You're probably familiar, at least somewhat, with FICO scores. However, what you might not know is precisely what the FICO score means, how it directly affects you and your financial well-being, and how to go about improving your score.
What is a FICO Score?
FICO, which stands for Fair Isaac Corporation, is a credit scoring software program that takes your credit information and financial data, and uses it to calculate your credit score. There are currently three agencies that utilize this program: TransUnion, Equifax, and Experian.
What does a FICO Score Indicate?
There are a number of factors that can affect your FICO score, some of which are valued more than others.

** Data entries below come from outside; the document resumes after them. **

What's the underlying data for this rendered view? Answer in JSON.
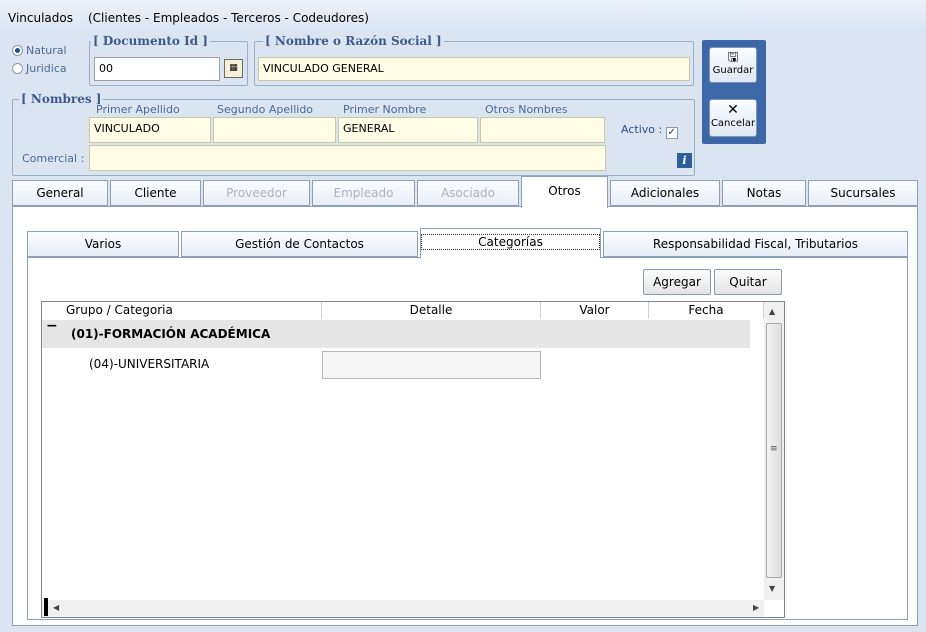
{
  "title": {
    "app": "Vinculados",
    "subtitle": "(Clientes - Empleados - Terceros - Codeudores)"
  },
  "persona": {
    "natural": "Natural",
    "juridica": "Juridica"
  },
  "documento": {
    "legend": "[ Documento Id ]",
    "value": "00"
  },
  "nombre": {
    "legend": "[ Nombre o Razón Social ]",
    "value": "VINCULADO GENERAL"
  },
  "nombres": {
    "legend": "[ Nombres ]",
    "primer_apellido_label": "Primer Apellido",
    "primer_apellido": "VINCULADO",
    "segundo_apellido_label": "Segundo Apellido",
    "segundo_apellido": "",
    "primer_nombre_label": "Primer Nombre",
    "primer_nombre": "GENERAL",
    "otros_nombres_label": "Otros Nombres",
    "otros_nombres": "",
    "activo_label": "Activo :",
    "comercial_label": "Comercial :",
    "comercial": ""
  },
  "actions": {
    "guardar": "Guardar",
    "cancelar": "Cancelar",
    "info": "i"
  },
  "tabs": [
    "General",
    "Cliente",
    "Proveedor",
    "Empleado",
    "Asociado",
    "Otros",
    "Adicionales",
    "Notas",
    "Sucursales"
  ],
  "subtabs": [
    "Varios",
    "Gestión de Contactos",
    "Categorías",
    "Responsabilidad Fiscal, Tributarios"
  ],
  "buttons": {
    "agregar": "Agregar",
    "quitar": "Quitar"
  },
  "grid": {
    "columns": [
      "Grupo / Categoria",
      "Detalle",
      "Valor",
      "Fecha"
    ],
    "group": "(01)-FORMACIÓN ACADÉMICA",
    "rows": [
      {
        "categoria": "(04)-UNIVERSITARIA",
        "detalle": ""
      }
    ],
    "collapse": "−"
  }
}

The following are a list of the items that the FICO program will use to calculate your three digit credit score:
- 35% Payment history, which includes late and missed payments
- 30% Total debt
- 15% Credit history length, with longer credit histories typically being preferable
- 10% New credit
- 10% The type of credit you possess, with low-interest, longer accounts being preferable.
Student loans, home mortgages and the like are typically considered better than credit cards and other revolving accounts
What is the Meaning Behind Your Score?
Once you get your FICO score, you may be wondering whether your score is a good one or if you have room for improvement. In general, a score over 700 is considered a great score. Scores in this range are more likely to get you lower interest rates, since you're considered to be a low risk borrower. If you have a score between 600 and 699, you are in fair shape, but you could definitely spend some time looking at how you can improve your score. Scores that range from 500 to 600 are considered low and can make it very difficult to obtain credit or loans and, if you are granted credit, you will likely have to pay significantly more in interest.
How Can Your Score Affect You?
Your FICO score is commonly used by lenders as a way to determine if and how they will provide you with a loan. Everyone from car dealerships, landlords, banks, mortgage lenders, and credit card companies will calculate your credit score so that they can determine both if they will work with you as well as the interest rate that you will be granted. Even some employers use your credit score to determine your eligibility for the job. This is particularly true if the job will involve handling finances for the company. In short, your FICO score can truly touch every aspect of your life.
How to Improve Your FICO Score
While improving your FICO score is certainly not an easy task, there are a number of ways to go about it. Making sure that you stay up-to-date on your payments is the most effective way to bolster your score. Additionally, keep your debt low, avoid opening additional credit accounts, and think twice before closing old accounts that you have held for a long period of time.